WASHINGTON (NYTIMES) - The rejection came swiftly. The celebrations came just as fast.
The Supreme Court's unsigned order Friday (Dec 11) rejecting Texas' bid to toss the results of the presidential election in four states won by Mr Joe Biden unceremoniously ended a case that President Donald Trump had teased only hours earlier as "perhaps the most important case in history".
Democrats cheered the ruling as a symbolic final blow to more than a month of failed legal challenges by Mr Trump and his allies and a victory for the will of voters who delivered Mr Biden 306 Electoral College votes and a margin of more than seven million in the popular vote.
"The will of the people will be heard," New York Attorney-General Letitia James, a Democrat, said on Twitter.
Mr Josh Shapiro, the attorney-general of Pennsylvania and a Democrat, said that the Supreme Court had recognised the lawsuit as a "seditious abuse of the judicial process".
Though legal experts never gave the case much of a chance, it drew support from more than 120 Republican members of Congress and 17 Republican attorneys-general. On Friday night, Senator Ben Sasse of Nebraska was the highest-level Republican to break with Mr Trump and much of his own party in applauding the ruling.
"Since election night, a lot of people have been confusing voters by spinning Kenyan Birther-type, 'Chavez rigged the election from the grave' conspiracy theories," Mr Sasse said in a statement.
"But every American who cares about the rule of law should take comfort that the Supreme Court - including all three of President Trump's picks - closed the book on this nonsense."
Among those who had signed on in support of the lawsuit on Friday was Representative Kevin McCarthy of California, the top House Republican. When the case was dismissed, House Speaker Nancy Pelosi said the lawmakers who signed onto the lawsuit "brought dishonour to the House" and chastised them for choosing "to subvert the Constitution and undermine public trust in our sacred democratic institutions."

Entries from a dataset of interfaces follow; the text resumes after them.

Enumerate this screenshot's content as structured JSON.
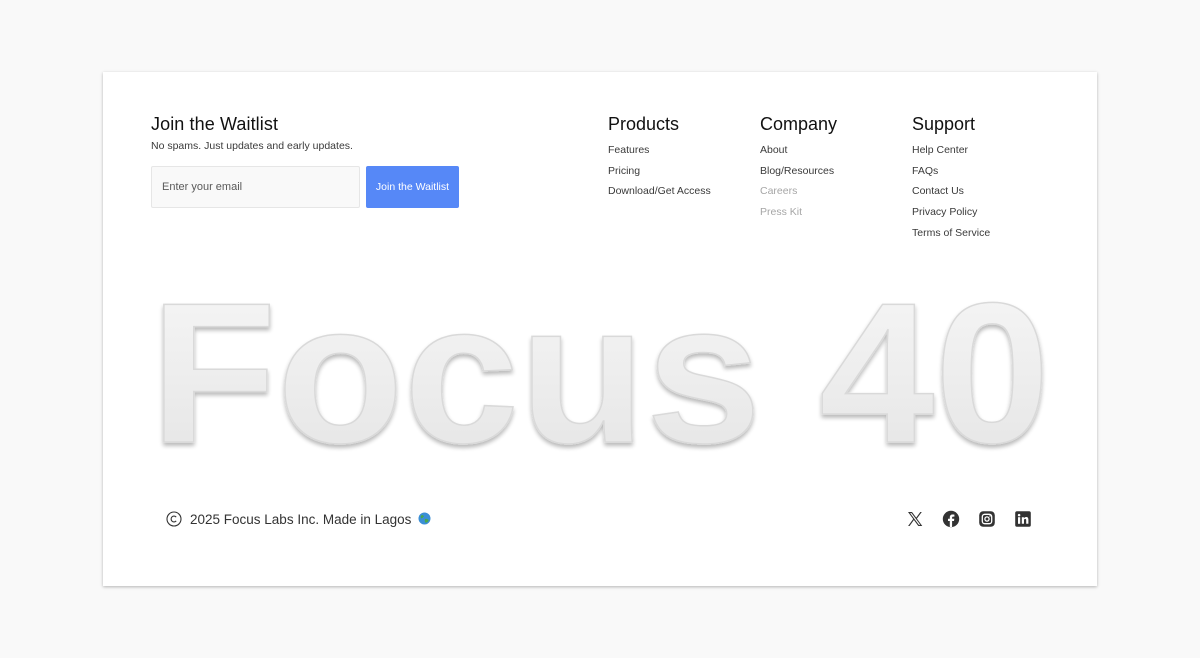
{
  "waitlist": {
    "title": "Join the Waitlist",
    "subtitle": "No spams. Just updates and early updates.",
    "email_placeholder": "Enter your email",
    "button_label": "Join the Waitlist"
  },
  "columns": {
    "products": {
      "title": "Products",
      "links": [
        "Features",
        "Pricing",
        "Download/Get Access"
      ]
    },
    "company": {
      "title": "Company",
      "links": [
        "About",
        "Blog/Resources",
        "Careers",
        "Press Kit"
      ]
    },
    "support": {
      "title": "Support",
      "links": [
        "Help Center",
        "FAQs",
        "Contact Us",
        "Privacy Policy",
        "Terms of Service"
      ]
    }
  },
  "brand_wordmark": "Focus 40",
  "footer": {
    "copyright": "2025 Focus Labs Inc. Made in Lagos",
    "socials": [
      "x-icon",
      "facebook-icon",
      "instagram-icon",
      "linkedin-icon"
    ]
  },
  "colors": {
    "accent": "#5688f7",
    "muted_link": "#a6a6a6",
    "wordmark_fill": "#ededed"
  }
}
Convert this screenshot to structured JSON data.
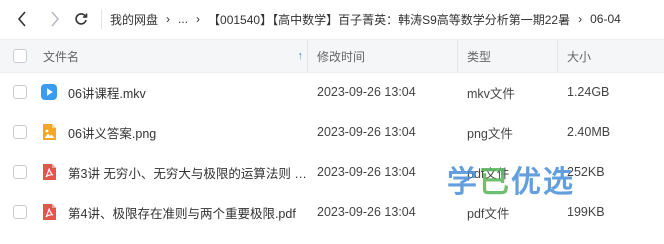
{
  "nav": {
    "breadcrumbs": [
      "我的网盘",
      "...",
      "【001540】【高中数学】百子菁英：韩涛S9高等数学分析第一期22暑",
      "06-04"
    ],
    "separator": "›"
  },
  "header": {
    "name": "文件名",
    "date": "修改时间",
    "type": "类型",
    "size": "大小",
    "sort_icon": "sort-ascending-icon"
  },
  "files": [
    {
      "name": "06讲课程.mkv",
      "date": "2023-09-26 13:04",
      "type": "mkv文件",
      "size": "1.24GB",
      "icon": "video-file-icon",
      "color": "#3a9bf0"
    },
    {
      "name": "06讲义答案.png",
      "date": "2023-09-26 13:04",
      "type": "png文件",
      "size": "2.40MB",
      "icon": "image-file-icon",
      "color": "#f5a623"
    },
    {
      "name": "第3讲 无穷小、无穷大与极限的运算法则 (...",
      "date": "2023-09-26 13:04",
      "type": "pdf文件",
      "size": "252KB",
      "icon": "pdf-file-icon",
      "color": "#e5534b"
    },
    {
      "name": "第4讲、极限存在准则与两个重要极限.pdf",
      "date": "2023-09-26 13:04",
      "type": "pdf文件",
      "size": "199KB",
      "icon": "pdf-file-icon",
      "color": "#e5534b"
    }
  ],
  "watermark": {
    "chars": [
      "学",
      "已",
      "优",
      "选"
    ]
  }
}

The Supreme Court's ruling effectively ended the president's attempts to use the legal system to get a result the voters denied him, leaving him to press his case in the court of public opinion, where his baseless arguments about fraudulent voting have found far more fertile ground than in state and federal courts.
A poll released this week by Quinnipiac University found that more than three-quarters of Republicans believe there was widespread fraud in the election.

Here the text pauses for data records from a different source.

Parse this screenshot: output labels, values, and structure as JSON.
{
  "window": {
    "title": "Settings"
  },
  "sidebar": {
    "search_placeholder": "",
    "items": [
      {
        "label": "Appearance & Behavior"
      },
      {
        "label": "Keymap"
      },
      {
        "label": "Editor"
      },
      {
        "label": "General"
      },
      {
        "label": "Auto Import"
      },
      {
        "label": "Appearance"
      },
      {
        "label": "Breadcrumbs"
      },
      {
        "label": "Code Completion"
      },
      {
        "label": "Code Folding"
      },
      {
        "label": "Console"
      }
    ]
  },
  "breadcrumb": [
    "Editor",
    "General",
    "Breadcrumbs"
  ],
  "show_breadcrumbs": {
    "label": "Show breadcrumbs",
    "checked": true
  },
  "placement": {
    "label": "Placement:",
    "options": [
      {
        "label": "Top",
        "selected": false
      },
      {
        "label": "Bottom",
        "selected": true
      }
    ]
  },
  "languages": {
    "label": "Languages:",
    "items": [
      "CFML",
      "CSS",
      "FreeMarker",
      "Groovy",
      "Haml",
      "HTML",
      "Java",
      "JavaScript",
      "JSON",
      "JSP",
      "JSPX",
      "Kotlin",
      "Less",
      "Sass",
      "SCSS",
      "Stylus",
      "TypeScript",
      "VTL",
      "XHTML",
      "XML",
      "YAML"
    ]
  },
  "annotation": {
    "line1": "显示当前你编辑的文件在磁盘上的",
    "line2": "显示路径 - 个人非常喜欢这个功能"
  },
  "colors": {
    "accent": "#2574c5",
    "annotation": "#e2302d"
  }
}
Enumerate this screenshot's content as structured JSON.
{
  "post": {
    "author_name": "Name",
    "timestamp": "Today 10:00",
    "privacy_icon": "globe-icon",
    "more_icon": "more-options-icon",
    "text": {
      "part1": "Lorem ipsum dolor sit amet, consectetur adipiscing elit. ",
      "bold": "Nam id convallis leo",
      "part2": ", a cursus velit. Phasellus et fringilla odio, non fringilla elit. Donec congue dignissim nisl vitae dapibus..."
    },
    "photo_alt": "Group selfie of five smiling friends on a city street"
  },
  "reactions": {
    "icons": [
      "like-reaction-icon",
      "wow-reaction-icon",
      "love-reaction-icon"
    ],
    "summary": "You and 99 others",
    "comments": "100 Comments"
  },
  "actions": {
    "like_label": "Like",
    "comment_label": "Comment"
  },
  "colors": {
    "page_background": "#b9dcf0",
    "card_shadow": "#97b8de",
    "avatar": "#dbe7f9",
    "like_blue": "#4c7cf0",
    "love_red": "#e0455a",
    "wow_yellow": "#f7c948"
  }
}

Prof Rick Hasen, a professor of law at the University of California at Irvine, said the ruling, while unsurprising, was significant for the country.
"The good news is that our institutions held," Prof Hasen said. "While many Republican legislators and attorneys-general signed onto Texas' anti-democratic effort, Republican election officials who count the votes and Republican judges did not."
Yet even among those who celebrated the outcome of the case, many feared the longer-term impact of Mr Trump's rhetoric on public trust in democracy and the mechanics of elections.
"Pleased with the SCOTUS (Supreme Court of the US) ruling, but also immediately slightly terrified of where this crazy train goes next," Mr Brendan Buck, an adviser to the last two Republican speakers, Mr Paul Ryan and Mr John Boehner, wrote on Twitter.
He later added: "We should know by now there's a bottomless supply of crazy."
Not long after, Mr Allen West, a former congressman and chair of the Texas Republican Party, slashed at the Supreme Court and said in a statement that hinted at secession that "perhaps law-abiding states should bond together and form a union of states that will abide by the Constitution".
Republican Representative of Illinois Adam Kinzinger, called on the Texas GOP to retract the statement and fire Mr West. "My guy Abraham Lincoln and the Union soldiers already told you no," Mr Kinzinger wrote on Twitter.
In recent weeks, Mr Trump has trained his anger at Fox News, the often sympathetic cable network, for accepting the election results, and directed his supporters to Newsmax, which has seen a surge in pro-Trump viewers since Election Day. On Friday, Newsmax anchor Greg Kelly opened his 7pm programme by reassuring his audience: "It's not over."
When a guest, lawyer Alan Dershowitz, depicted Friday's court order as a game-over moment for the president - saying there was now a "close to zero" chance that the Supreme Court might reverse the election results - Mr Kelly objected.
"I've seen stranger things happen in a courtroom," he said, before invoking one of Mr Dershowitz's most famous legal cases: "I've seen O.J. Simpson walk!"
With loss after loss in the courts and multiple recounts showing Mr Biden ahead in the decisive states, Mr Trump's November defeat has been repeated, certified and confirmed enough to keep many Democrats pleased.
"With each loss we get to celebrate the Biden/Harris victory all over again," Mr Ken Martin, a vice-chair of the Democratic National Committee and the state party chair in Minnesota, said. "It's like the gift that keeps on giving."